You can bet these scientists are not as thick as their jargon about what is going on in the Darwin wars. Critics have been hammering them on this with increasing intensity ever since Origin of Species hit London shelves. They are sick and tired of 149 years of bluffing, speculation and storytelling about how eyes and wings came into existence by chance. This is now 2008. Everybody knows how much more complex biology turned out to be than Darwin ever imagined. His Victorian-progressive myth, like a tottering wall, cannot survive another coat of whitewash and fancy frescoes. The Darwin Party usurpers need to stop slapping one another’s backs about how clever they are, and go out to face the revolt. They need to answer the ultimatum signed by 700 scientists surrounding Darwin’s Castle, who shout in unison, “We are skeptical of claims for the ability of random mutation and natural selection to account for the complexity of life. Careful examination of the evidence for Darwinian theory should be encouraged.”
It’s another safe bet this is the best the Darwinists could come up with. The authors hail from Yale and two other distinguished pro-Darwin universities. It was published in the most prestigious pro-Darwin scientific journal, Nature, where publishing real estate is scarce and each entry goes through multiple rounds of editorial screening. In light of the outcry and controversy these days, if the Darwinists had a better defense for the most controversial claim in the theory, they surely would have published it. Instead, we got a bunch of hand-waving, some water-balloon arguments that are wobbly and all wet, and a fallacious anthropomorphic statement that somehow pleoiotropic mutation is “evolution’s answer to the challenge.”

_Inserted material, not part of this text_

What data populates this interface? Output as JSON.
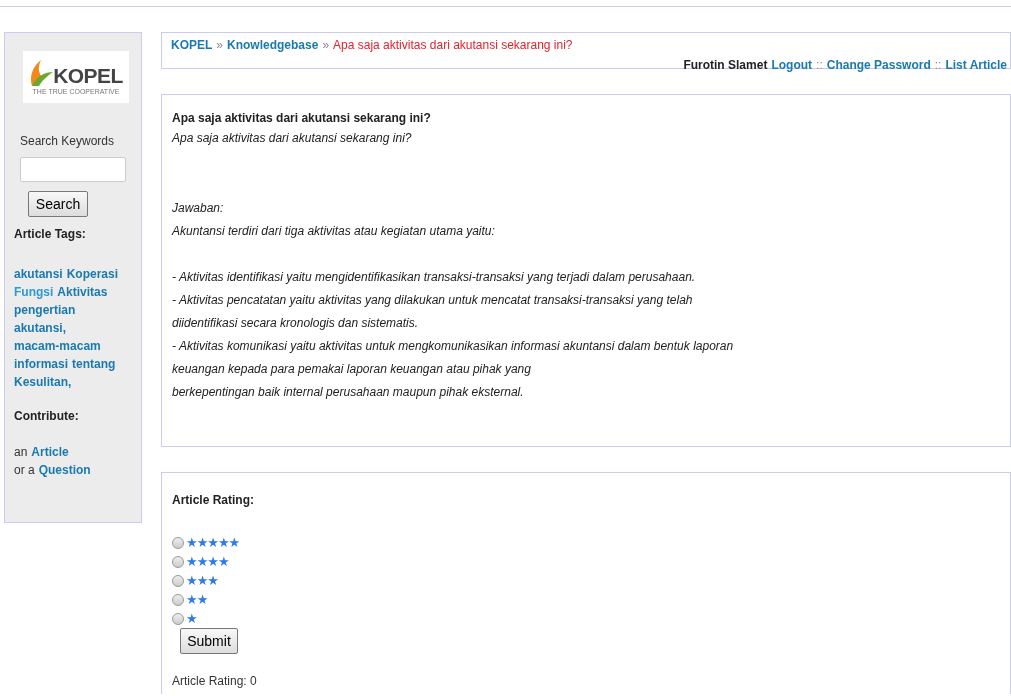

What this amounts to is an admission of futility. A sufficiently weak defense is indistinguishable from capitulation. Deduction: Darwinism is de facto defunct. It is in default on its Complexity Tax because it is bankrupt. Watch Expelled, join the rebellion, break down this wall, kick the rascals out, clear out the fogma, restore academic freedom, and bring back honesty to the venerable halls of science.